**** SUPPLIED DATA ****
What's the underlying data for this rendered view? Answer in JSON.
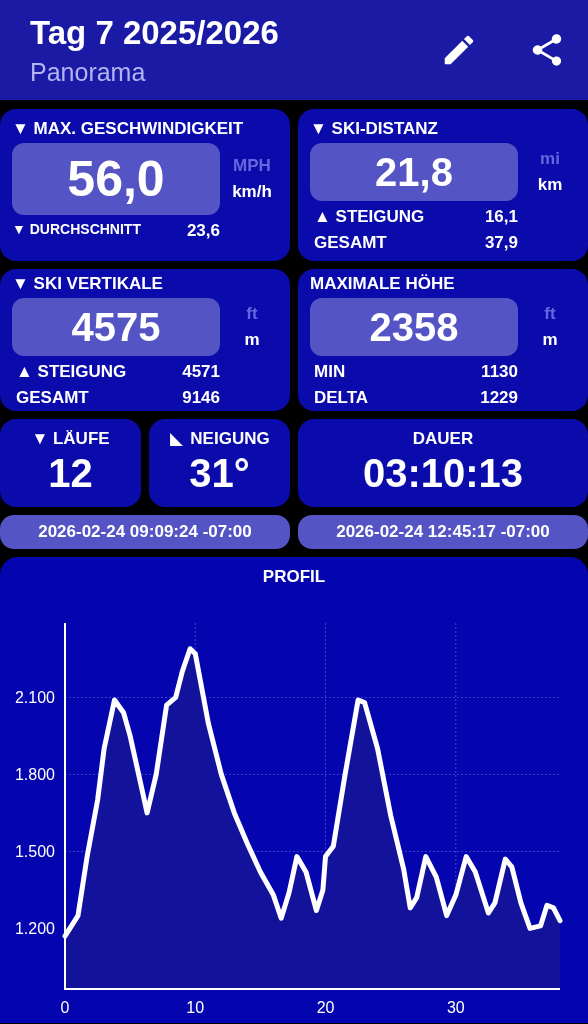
{
  "header": {
    "title": "Tag 7 2025/2026",
    "subtitle": "Panorama"
  },
  "stat_cards": [
    {
      "title": "MAX. GESCHWINDIGKEIT",
      "arrow": "▼",
      "value": "56,0",
      "units": [
        {
          "label": "MPH",
          "selected": false
        },
        {
          "label": "km/h",
          "selected": true
        }
      ],
      "rows": [
        {
          "kind": "minor",
          "arrow": "▼",
          "label": "DURCHSCHNITT",
          "value": "23,6"
        }
      ]
    },
    {
      "title": "SKI-DISTANZ",
      "arrow": "▼",
      "value": "21,8",
      "units": [
        {
          "label": "mi",
          "selected": false
        },
        {
          "label": "km",
          "selected": true
        }
      ],
      "rows": [
        {
          "kind": "normal",
          "arrow": "▲",
          "label": "STEIGUNG",
          "value": "16,1"
        },
        {
          "kind": "normal",
          "label": "GESAMT",
          "value": "37,9"
        }
      ]
    },
    {
      "title": "SKI VERTIKALE",
      "arrow": "▼",
      "value": "4575",
      "units": [
        {
          "label": "ft",
          "selected": false
        },
        {
          "label": "m",
          "selected": true
        }
      ],
      "rows": [
        {
          "kind": "normal",
          "arrow": "▲",
          "label": "STEIGUNG",
          "value": "4571"
        },
        {
          "kind": "normal",
          "label": "GESAMT",
          "value": "9146"
        }
      ]
    },
    {
      "title": "MAXIMALE HÖHE",
      "value": "2358",
      "units": [
        {
          "label": "ft",
          "selected": false
        },
        {
          "label": "m",
          "selected": true
        }
      ],
      "rows": [
        {
          "kind": "normal",
          "label": "MIN",
          "value": "1130"
        },
        {
          "kind": "normal",
          "label": "DELTA",
          "value": "1229"
        }
      ]
    }
  ],
  "small_cards": [
    {
      "kind": "arrow",
      "title": "LÄUFE",
      "arrow": "▼",
      "value": "12"
    },
    {
      "kind": "slope",
      "title": "NEIGUNG",
      "value": "31°"
    }
  ],
  "duration": {
    "title": "DAUER",
    "value": "03:10:13"
  },
  "times": [
    "2026-02-24 09:09:24 -07:00",
    "2026-02-24 12:45:17 -07:00"
  ],
  "profile": {
    "chart_data": {
      "type": "area",
      "title": "PROFIL",
      "x": [
        0,
        1,
        1.7,
        2.5,
        3,
        3.8,
        4.5,
        5,
        6,
        6.3,
        7,
        7.8,
        8.5,
        9,
        9.6,
        10,
        11,
        12,
        13,
        14,
        15,
        16,
        16.6,
        17.2,
        17.8,
        18.5,
        19.3,
        19.8,
        20,
        20.6,
        21.5,
        22.5,
        23,
        24,
        25,
        26,
        26.5,
        27,
        27.7,
        28.5,
        29.3,
        30,
        30.8,
        31.5,
        32.5,
        33,
        33.8,
        34.3,
        35,
        35.7,
        36.5,
        37,
        37.5,
        38
      ],
      "grid": true,
      "series": [
        {
          "color": "#ffffff",
          "values": [
            1170,
            1250,
            1480,
            1700,
            1900,
            2090,
            2040,
            1950,
            1720,
            1650,
            1800,
            2070,
            2100,
            2200,
            2290,
            2270,
            2000,
            1800,
            1650,
            1530,
            1420,
            1330,
            1240,
            1340,
            1480,
            1420,
            1270,
            1350,
            1480,
            1520,
            1800,
            2090,
            2080,
            1900,
            1640,
            1430,
            1280,
            1320,
            1480,
            1400,
            1250,
            1330,
            1480,
            1420,
            1260,
            1300,
            1470,
            1440,
            1300,
            1200,
            1210,
            1290,
            1280,
            1230
          ]
        }
      ],
      "xlim": [
        0,
        38
      ],
      "ylim": [
        964,
        2390
      ],
      "xticks": [
        0,
        10,
        20,
        30
      ],
      "yticks": [
        {
          "value": 1200,
          "label": "1.200"
        },
        {
          "value": 1500,
          "label": "1.500"
        },
        {
          "value": 1800,
          "label": "1.800"
        },
        {
          "value": 2100,
          "label": "2.100"
        }
      ]
    }
  }
}
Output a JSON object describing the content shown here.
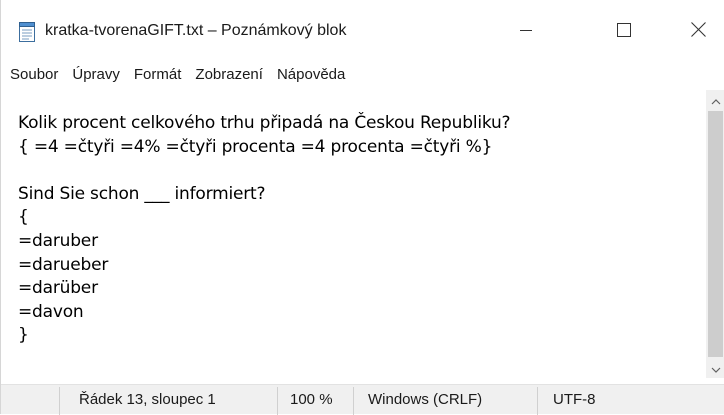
{
  "window": {
    "title": "kratka-tvorenaGIFT.txt – Poznámkový blok",
    "app_icon": "notepad-icon",
    "controls": [
      "minimize-icon",
      "maximize-icon",
      "close-icon"
    ]
  },
  "menu": {
    "items": [
      "Soubor",
      "Úpravy",
      "Formát",
      "Zobrazení",
      "Nápověda"
    ]
  },
  "editor": {
    "content": "Kolik procent celkového trhu připadá na Českou Republiku?\n{ =4 =čtyři =4% =čtyři procenta =4 procenta =čtyři %}\n\nSind Sie schon ___ informiert?\n{\n=daruber\n=darueber\n=darüber\n=davon\n}"
  },
  "status": {
    "position": "Řádek 13, sloupec 1",
    "zoom": "100 %",
    "line_endings": "Windows (CRLF)",
    "encoding": "UTF-8"
  },
  "colors": {
    "background": "#ffffff",
    "statusbar": "#f0f0f0",
    "scrollbar_track": "#f0f0f0",
    "scrollbar_thumb": "#cdcdcd"
  }
}
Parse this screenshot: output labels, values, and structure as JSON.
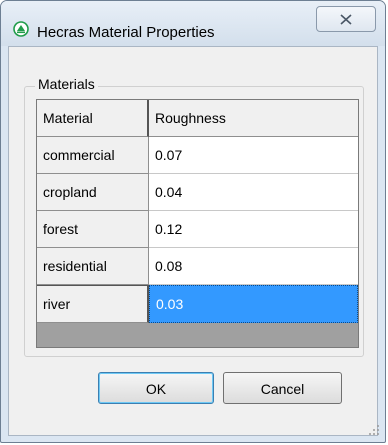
{
  "window": {
    "title": "Hecras Material Properties",
    "close_symbol": "✕"
  },
  "group": {
    "label": "Materials"
  },
  "table": {
    "columns": [
      "Material",
      "Roughness"
    ],
    "rows": [
      {
        "material": "commercial",
        "roughness": "0.07"
      },
      {
        "material": "cropland",
        "roughness": "0.04"
      },
      {
        "material": "forest",
        "roughness": "0.12"
      },
      {
        "material": "residential",
        "roughness": "0.08"
      },
      {
        "material": "river",
        "roughness": "0.03"
      }
    ],
    "selected_row": 4
  },
  "buttons": {
    "ok_label": "OK",
    "cancel_label": "Cancel"
  },
  "icons": {
    "app": "hecras-app-icon",
    "close": "close-icon",
    "resize": "resize-grip-icon"
  },
  "colors": {
    "selection": "#3399ff",
    "app_icon": "#1f9c4a"
  }
}
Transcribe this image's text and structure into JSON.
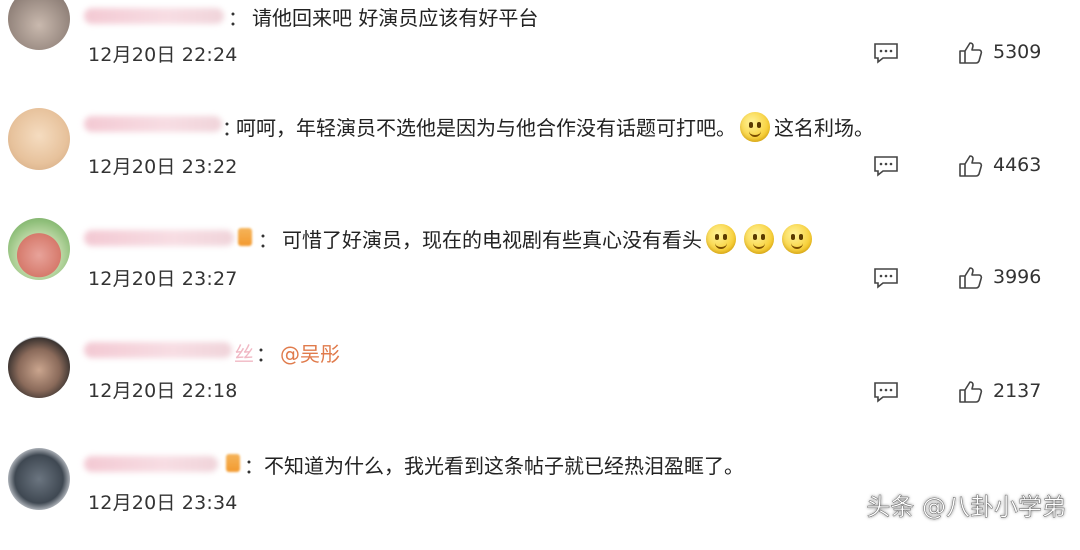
{
  "comments": [
    {
      "text": "请他回来吧 好演员应该有好平台",
      "time": "12月20日 22:24",
      "likes": "5309"
    },
    {
      "text": "呵呵，年轻演员不选他是因为与他合作没有话题可打吧。",
      "text_after": "这名利场。",
      "time": "12月20日 23:22",
      "likes": "4463"
    },
    {
      "text": "可惜了好演员，现在的电视剧有些真心没有看头",
      "time": "12月20日 23:27",
      "likes": "3996"
    },
    {
      "name_suffix": "丝",
      "mention": "@吴彤",
      "time": "12月20日 22:18",
      "likes": "2137"
    },
    {
      "text": "不知道为什么，我光看到这条帖子就已经热泪盈眶了。",
      "time": "12月20日 23:34"
    }
  ],
  "colon": "：",
  "watermark": "头条 @八卦小学弟",
  "icons": {
    "reply": "reply-comment-icon",
    "like": "thumbs-up-icon",
    "emoji": "smile-emoji-icon"
  }
}
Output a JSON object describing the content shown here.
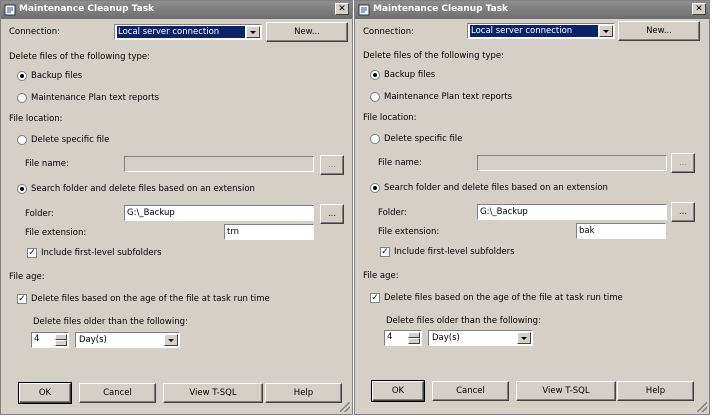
{
  "windows": [
    {
      "title": "Maintenance Cleanup Task",
      "connection_label": "Connection:",
      "connection_value": "Local server connection",
      "new_button": "New...",
      "file_type_label": "Delete files of the following type:",
      "backup_files": "Backup files",
      "maintenance_reports": "Maintenance Plan text reports",
      "file_location_label": "File location:",
      "delete_specific": "Delete specific file",
      "file_name_label": "File name:",
      "browse": "...",
      "search_folder": "Search folder and delete files based on an extension",
      "folder_label": "Folder:",
      "folder_value": "G:\\_Backup",
      "extension_label": "File extension:",
      "extension_value": "trn",
      "include_subfolders": "Include first-level subfolders",
      "file_age_label": "File age:",
      "delete_age": "Delete files based on the age of the file at task run time",
      "older_than_label": "Delete files older than the following:",
      "age_number": "4",
      "age_unit": "Day(s)",
      "ok": "OK",
      "cancel": "Cancel",
      "view_tsql": "View T-SQL",
      "help": "Help"
    },
    {
      "title": "Maintenance Cleanup Task",
      "connection_label": "Connection:",
      "connection_value": "Local server connection",
      "new_button": "New...",
      "file_type_label": "Delete files of the following type:",
      "backup_files": "Backup files",
      "maintenance_reports": "Maintenance Plan text reports",
      "file_location_label": "File location:",
      "delete_specific": "Delete specific file",
      "file_name_label": "File name:",
      "browse": "...",
      "search_folder": "Search folder and delete files based on an extension",
      "folder_label": "Folder:",
      "folder_value": "G:\\_Backup",
      "extension_label": "File extension:",
      "extension_value": "bak",
      "include_subfolders": "Include first-level subfolders",
      "file_age_label": "File age:",
      "delete_age": "Delete files based on the age of the file at task run time",
      "older_than_label": "Delete files older than the following:",
      "age_number": "4",
      "age_unit": "Day(s)",
      "ok": "OK",
      "cancel": "Cancel",
      "view_tsql": "View T-SQL",
      "help": "Help"
    }
  ]
}
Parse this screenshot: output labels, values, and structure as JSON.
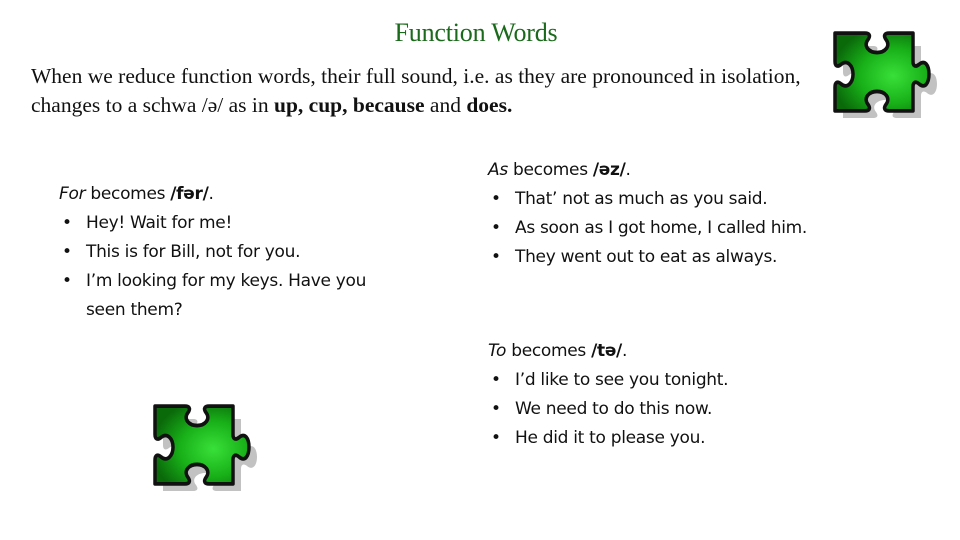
{
  "slide": {
    "title": "Function Words",
    "intro": {
      "text_before": "When we reduce function words, their full sound, i.e. as they are pronounced in isolation, changes to a schwa /ə/ as in ",
      "bold_1": "up, cup, because",
      "text_middle": " and ",
      "bold_2": "does."
    },
    "sections": [
      {
        "word": "For",
        "becomes": " becomes ",
        "ipa": "/fər/",
        "period": ".",
        "examples": [
          "Hey!  Wait for me!",
          "This is for Bill, not for you.",
          "I’m looking for my keys. Have you seen them?"
        ]
      },
      {
        "word": "As",
        "becomes": " becomes ",
        "ipa": "/əz/",
        "period": ".",
        "examples": [
          "That’ not as much as you said.",
          "As soon as I got home, I called him.",
          "They went out to eat as always."
        ]
      },
      {
        "word": "To",
        "becomes": " becomes ",
        "ipa": "/tə/",
        "period": ".",
        "examples": [
          "I’d like to see you tonight.",
          "We need to do this now.",
          "He did it to please you."
        ]
      }
    ],
    "bullet_glyph": "•",
    "decorations": {
      "icon": "puzzle-piece-icon",
      "fill_color": "#22c322",
      "dark_color": "#0a6a0a",
      "outline_color": "#111111"
    }
  }
}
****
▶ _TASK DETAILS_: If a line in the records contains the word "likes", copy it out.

▶ _WRITTEN RESPONSE_:
      "likes": "5309"
      "likes": "4463"
      "likes": "3996"
      "likes": "2137"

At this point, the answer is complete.